Vikas Nath. Launch Pad 2016. International Space Development Conference 2016, Puerto Rico. 18 -22 May 2016
The key to understanding and taking action on climate change is data. 30 years of satellite-based climate data has provided groundwork for various UN treaties on climate change. It led the Geneva-based Inter governmental Panel on Climate Change (IPCC) to conclude in 2007 that “Most of the observed increase in global average temperatures since the mid-20th century is very likely due to the observed increase in anthropogenic greenhouse gas concentrations.”
Interestingly the interest in using satellites for climate change came about with decline in inter-planetary funding of the NASA in the 70s due to economic stagnation in much of the Western world and spurred scientific interest in the Earth’s climate. Until then we had better remote sensing maps of our neighboring planets than Earth!

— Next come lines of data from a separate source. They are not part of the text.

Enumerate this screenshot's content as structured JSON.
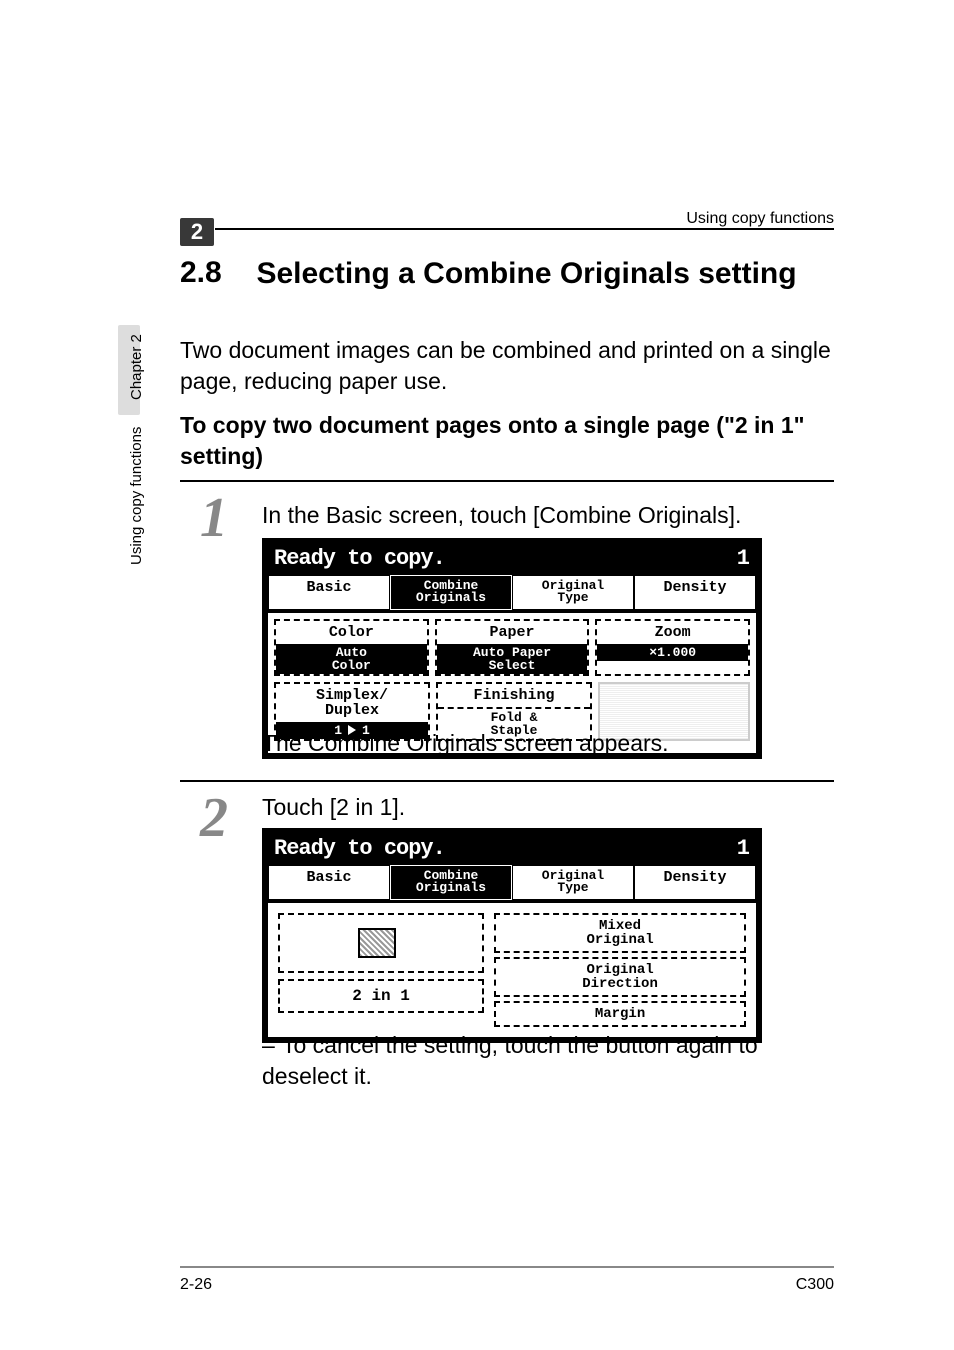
{
  "header": {
    "right": "Using copy functions"
  },
  "chapter": {
    "badge": "2",
    "sideChapter": "Chapter 2",
    "sideUsing": "Using copy functions"
  },
  "heading": {
    "num": "2.8",
    "text": "Selecting a Combine Originals setting"
  },
  "intro": "Two document images can be combined and printed on a single page, reducing paper use.",
  "subheading": "To copy two document pages onto a single page (\"2 in 1\" setting)",
  "step1": {
    "num": "1",
    "text": "In the Basic screen, touch [Combine Originals].",
    "afterText": "The Combine Originals screen appears.",
    "panel": {
      "ready": "Ready to copy.",
      "count": "1",
      "tabs": {
        "basic": "Basic",
        "combine1": "Combine",
        "combine2": "Originals",
        "orig1": "Original",
        "orig2": "Type",
        "density": "Density"
      },
      "cells": {
        "color": "Color",
        "colorSub": "Auto\nColor",
        "paper": "Paper",
        "paperSub": "Auto Paper\nSelect",
        "zoom": "Zoom",
        "zoomSub": "×1.000",
        "simplex": "Simplex/\nDuplex",
        "simplexSubL": "1",
        "simplexSubR": "1",
        "finishing": "Finishing",
        "fold": "Fold &\nStaple"
      }
    }
  },
  "step2": {
    "num": "2",
    "text": "Touch [2 in 1].",
    "note": "To cancel the setting, touch the button again to deselect it.",
    "panel": {
      "ready": "Ready to copy.",
      "count": "1",
      "tabs": {
        "basic": "Basic",
        "combine1": "Combine",
        "combine2": "Originals",
        "orig1": "Original",
        "orig2": "Type",
        "density": "Density"
      },
      "left": {
        "twoin1": "2 in 1"
      },
      "right": {
        "mixed": "Mixed\nOriginal",
        "direction": "Original\nDirection",
        "margin": "Margin"
      }
    }
  },
  "footer": {
    "left": "2-26",
    "right": "C300"
  }
}
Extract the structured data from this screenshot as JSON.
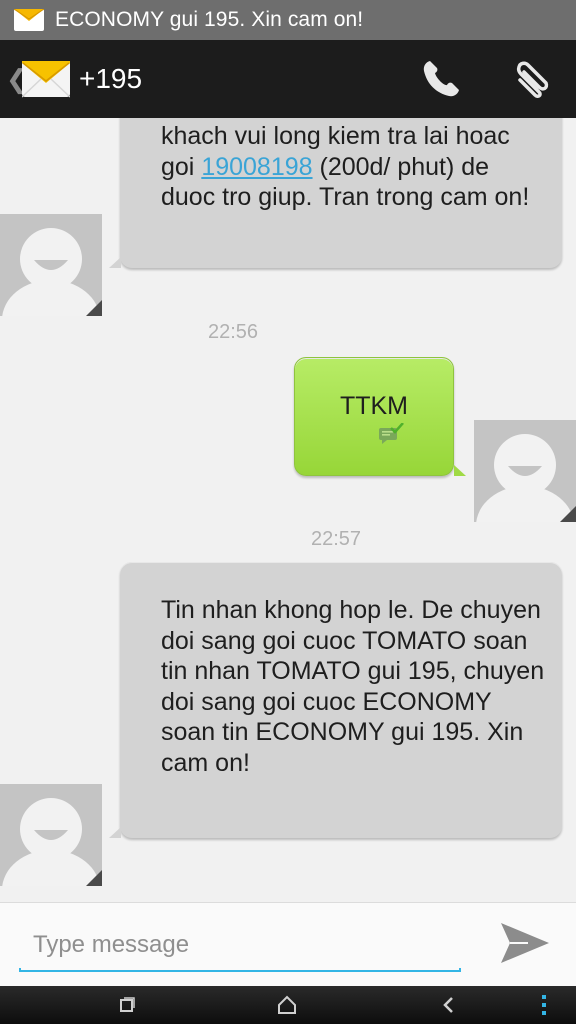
{
  "status_bar": {
    "notification_text": "ECONOMY gui 195. Xin cam on!"
  },
  "action_bar": {
    "back_glyph": "❮",
    "contact": "+195",
    "icons": [
      "envelope-icon",
      "phone-icon",
      "paperclip-icon"
    ]
  },
  "messages": [
    {
      "direction": "incoming",
      "text_before_link": "khach vui long kiem tra lai hoac goi ",
      "link": "19008198",
      "text_after_link": " (200d/ phut) de duoc tro giup. Tran trong cam on!"
    },
    {
      "direction": "outgoing",
      "timestamp": "22:56",
      "text": "TTKM"
    },
    {
      "direction": "incoming",
      "timestamp": "22:57",
      "text": "Tin nhan khong hop le. De chuyen doi sang goi cuoc TOMATO soan tin nhan TOMATO gui 195, chuyen doi sang goi cuoc ECONOMY soan tin ECONOMY gui 195. Xin cam on!"
    }
  ],
  "compose": {
    "placeholder": "Type message"
  },
  "colors": {
    "accent": "#33b5e5",
    "outgoing_bubble": "#a5e04a",
    "incoming_bubble": "#d3d3d3",
    "link": "#3aa4d6"
  }
}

Today, NASA has more than a dozen Earth science spacecraft/instruments in orbit studying all aspects of the Earth system. EU, India, China and Japan too have their own space crafts collecting climate data. However more countries need to become space faring and launch their own satellites as more real-time observations and action is needed to tackle climate change. This requires opening up of the space sector and lowering the entry point to working on space related projects.
Satellites can help countries mitigate and adapt to climate change by providing a new way to look at cropping patterns, water usage, energy generation and greenhouse emissions through global view of vegetation, water and atmosphere. This can aid planning and monitoring of projects aimed at reducing our carbon footprint.
Space sector has long been considered as an exclusive domain of national governments. But it is no longer so. The success of start up companies like SpaceX, Planet Labs, and Skybox Imaging Inc. (later acquired by Google and rebranded as Terra Bella) has changed the perception and opened the sector to Space Start Ups. Final Frontier Design is a start up which makes space suits for NASA and the commercial space industry. The first 3-D printer on the International Space Station was made by a boot-strapped space startup “Made in Space” at NASA’s Ames Research Center. MaxQ became Canada’s first accelerator for space startups while India recently launched its first student built smallsat “Pratham”. The company “BeeHex” whose founders were commissioned by NASA to develop palatable foods for astronauts’ deep space mission to Mars, has commercialized a device that can 3D-print pizza.
The growing demand for small satellites and satellite swarms juxtaposed with greater availability of Commercial Off-The-Shelf (COTS) technologies in space sector is a good sign and should enthuse more youngsters and entrepreneurs to look to space to solve the inter-generational climate change challenge.